* [RECORDS FOR THE EXERCISE]:

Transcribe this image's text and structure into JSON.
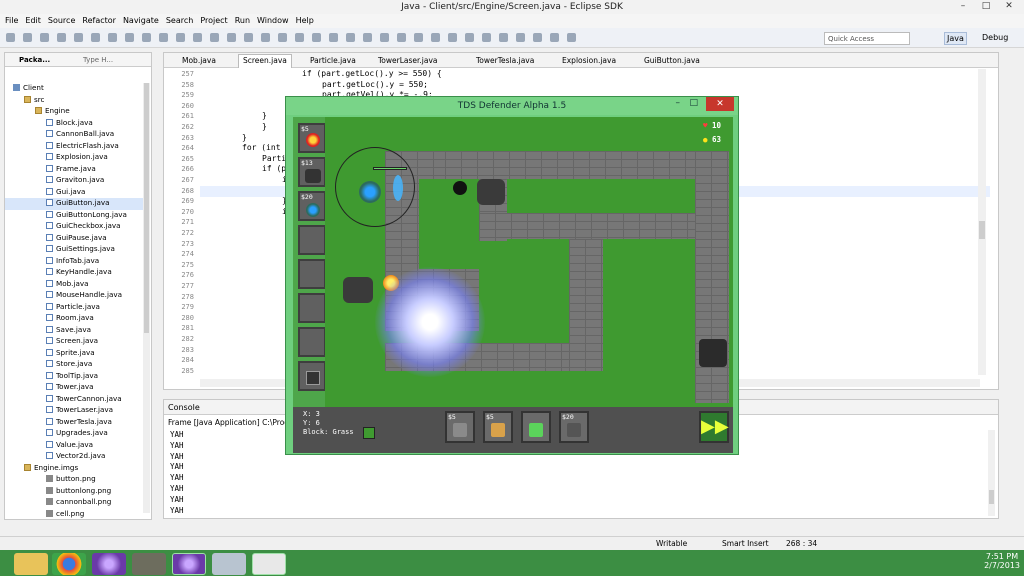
{
  "window": {
    "title": "Java - Client/src/Engine/Screen.java - Eclipse SDK"
  },
  "menu": [
    "File",
    "Edit",
    "Source",
    "Refactor",
    "Navigate",
    "Search",
    "Project",
    "Run",
    "Window",
    "Help"
  ],
  "quick_access": "Quick Access",
  "perspectives": [
    "Java",
    "Debug"
  ],
  "package_explorer": {
    "tabs": [
      "Packa...",
      "Type H..."
    ],
    "items": [
      {
        "label": "Client",
        "depth": 0,
        "icon": "project-icon"
      },
      {
        "label": "src",
        "depth": 1,
        "icon": "folder-icon"
      },
      {
        "label": "Engine",
        "depth": 2,
        "icon": "package-icon"
      },
      {
        "label": "Block.java",
        "depth": 3,
        "icon": "java-file-icon"
      },
      {
        "label": "CannonBall.java",
        "depth": 3,
        "icon": "java-file-icon"
      },
      {
        "label": "ElectricFlash.java",
        "depth": 3,
        "icon": "java-file-icon"
      },
      {
        "label": "Explosion.java",
        "depth": 3,
        "icon": "java-file-icon"
      },
      {
        "label": "Frame.java",
        "depth": 3,
        "icon": "java-file-icon"
      },
      {
        "label": "Graviton.java",
        "depth": 3,
        "icon": "java-file-icon"
      },
      {
        "label": "Gui.java",
        "depth": 3,
        "icon": "java-file-icon"
      },
      {
        "label": "GuiButton.java",
        "depth": 3,
        "icon": "java-file-icon"
      },
      {
        "label": "GuiButtonLong.java",
        "depth": 3,
        "icon": "java-file-icon"
      },
      {
        "label": "GuiCheckbox.java",
        "depth": 3,
        "icon": "java-file-icon"
      },
      {
        "label": "GuiPause.java",
        "depth": 3,
        "icon": "java-file-icon"
      },
      {
        "label": "GuiSettings.java",
        "depth": 3,
        "icon": "java-file-icon"
      },
      {
        "label": "InfoTab.java",
        "depth": 3,
        "icon": "java-file-icon"
      },
      {
        "label": "KeyHandle.java",
        "depth": 3,
        "icon": "java-file-icon"
      },
      {
        "label": "Mob.java",
        "depth": 3,
        "icon": "java-file-icon"
      },
      {
        "label": "MouseHandle.java",
        "depth": 3,
        "icon": "java-file-icon"
      },
      {
        "label": "Particle.java",
        "depth": 3,
        "icon": "java-file-icon"
      },
      {
        "label": "Room.java",
        "depth": 3,
        "icon": "java-file-icon"
      },
      {
        "label": "Save.java",
        "depth": 3,
        "icon": "java-file-icon"
      },
      {
        "label": "Screen.java",
        "depth": 3,
        "icon": "java-file-icon"
      },
      {
        "label": "Sprite.java",
        "depth": 3,
        "icon": "java-file-icon"
      },
      {
        "label": "Store.java",
        "depth": 3,
        "icon": "java-file-icon"
      },
      {
        "label": "ToolTip.java",
        "depth": 3,
        "icon": "java-file-icon"
      },
      {
        "label": "Tower.java",
        "depth": 3,
        "icon": "java-file-icon"
      },
      {
        "label": "TowerCannon.java",
        "depth": 3,
        "icon": "java-file-icon"
      },
      {
        "label": "TowerLaser.java",
        "depth": 3,
        "icon": "java-file-icon"
      },
      {
        "label": "TowerTesla.java",
        "depth": 3,
        "icon": "java-file-icon"
      },
      {
        "label": "Upgrades.java",
        "depth": 3,
        "icon": "java-file-icon"
      },
      {
        "label": "Value.java",
        "depth": 3,
        "icon": "java-file-icon"
      },
      {
        "label": "Vector2d.java",
        "depth": 3,
        "icon": "java-file-icon"
      },
      {
        "label": "Engine.imgs",
        "depth": 1,
        "icon": "image-folder-icon"
      },
      {
        "label": "button.png",
        "depth": 3,
        "icon": "image-file-icon"
      },
      {
        "label": "buttonlong.png",
        "depth": 3,
        "icon": "image-file-icon"
      },
      {
        "label": "cannonball.png",
        "depth": 3,
        "icon": "image-file-icon"
      },
      {
        "label": "cell.png",
        "depth": 3,
        "icon": "image-file-icon"
      }
    ]
  },
  "editor": {
    "tabs": [
      "Mob.java",
      "Screen.java",
      "Particle.java",
      "TowerLaser.java",
      "TowerTesla.java",
      "Explosion.java",
      "GuiButton.java"
    ],
    "active_tab": "Screen.java",
    "line_numbers": [
      "257",
      "258",
      "259",
      "260",
      "261",
      "262",
      "263",
      "264",
      "265",
      "266",
      "267",
      "268",
      "269",
      "270",
      "271",
      "272",
      "273",
      "274",
      "275",
      "276",
      "277",
      "278",
      "279",
      "280",
      "281",
      "282",
      "283",
      "284",
      "285"
    ],
    "code": [
      {
        "line": "257",
        "text": "if (part.getLoc().y >= 550) {"
      },
      {
        "line": "258",
        "text": "part.getLoc().y = 550;"
      },
      {
        "line": "259",
        "text": "part.getVel().y *= -.9;"
      },
      {
        "line": "261",
        "text": "}"
      },
      {
        "line": "262",
        "text": "}"
      },
      {
        "line": "263",
        "text": "}"
      },
      {
        "line": "264",
        "text": "for (int"
      },
      {
        "line": "265",
        "text": "Parti"
      },
      {
        "line": "266",
        "text": "if (p"
      },
      {
        "line": "267",
        "text": "i"
      },
      {
        "line": "269",
        "text": "}"
      },
      {
        "line": "270",
        "text": "i"
      }
    ]
  },
  "console": {
    "tab": "Console",
    "subtitle": "Frame [Java Application] C:\\Progra",
    "lines": [
      "YAH",
      "YAH",
      "YAH",
      "YAH",
      "YAH",
      "YAH",
      "YAH",
      "YAH"
    ]
  },
  "status": {
    "writable": "Writable",
    "insert": "Smart Insert",
    "position": "268 : 34"
  },
  "taskbar": {
    "time": "7:51 PM",
    "date": "2/7/2013"
  },
  "game": {
    "title": "TDS Defender Alpha 1.5",
    "lives": "10",
    "coins": "63",
    "shop_prices": [
      "$5",
      "$13",
      "$20"
    ],
    "info": {
      "x": "X: 3",
      "y": "Y: 6",
      "block": "Block: Grass"
    },
    "bottom_prices": [
      "$5",
      "$5",
      "",
      "$20"
    ]
  }
}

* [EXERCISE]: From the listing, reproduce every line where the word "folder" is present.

* [EXERCISE ANSWER]:
        "icon": "folder-icon"
        "icon": "image-folder-icon"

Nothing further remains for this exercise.